Each line of the listing that contains the word "label" is to be copied.

· · · · ·

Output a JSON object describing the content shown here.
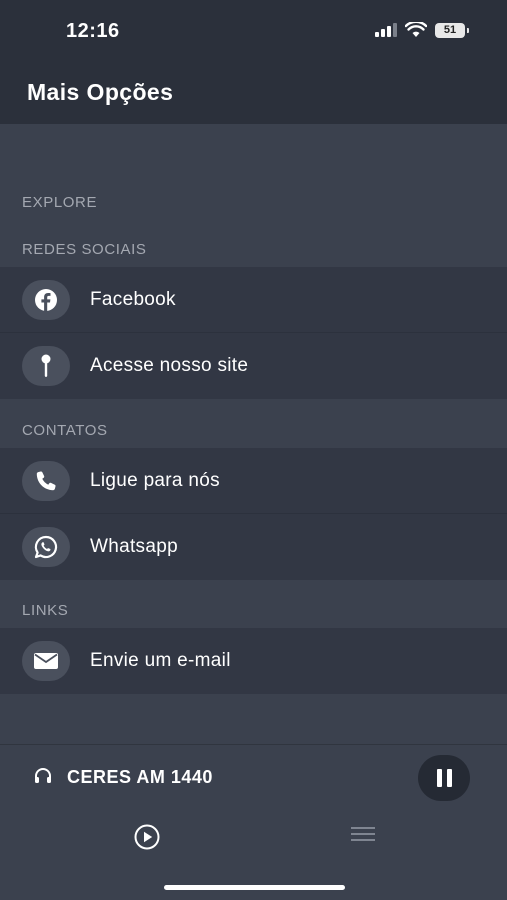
{
  "status_bar": {
    "time": "12:16",
    "battery": "51"
  },
  "header": {
    "title": "Mais Opções"
  },
  "sections": {
    "explore": "EXPLORE",
    "social": "REDES SOCIAIS",
    "contacts": "CONTATOS",
    "links": "LINKS"
  },
  "menu": {
    "facebook": {
      "label": "Facebook",
      "icon": "facebook-icon"
    },
    "site": {
      "label": "Acesse nosso site",
      "icon": "pin-icon"
    },
    "call": {
      "label": "Ligue para nós",
      "icon": "phone-icon"
    },
    "whatsapp": {
      "label": "Whatsapp",
      "icon": "whatsapp-icon"
    },
    "email": {
      "label": "Envie um e-mail",
      "icon": "mail-icon"
    }
  },
  "player": {
    "station": "CERES AM 1440",
    "state": "playing"
  },
  "colors": {
    "background": "#3b414e",
    "header": "#2b303b",
    "item": "#323744",
    "icon_circle": "#4a505d",
    "section_text": "#a4a8b1"
  }
}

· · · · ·

▸ **Answer to this problem**:
      "label": "Facebook",
      "label": "Acesse nosso site",
      "label": "Ligue para nós",
      "label": "Whatsapp",
      "label": "Envie um e-mail",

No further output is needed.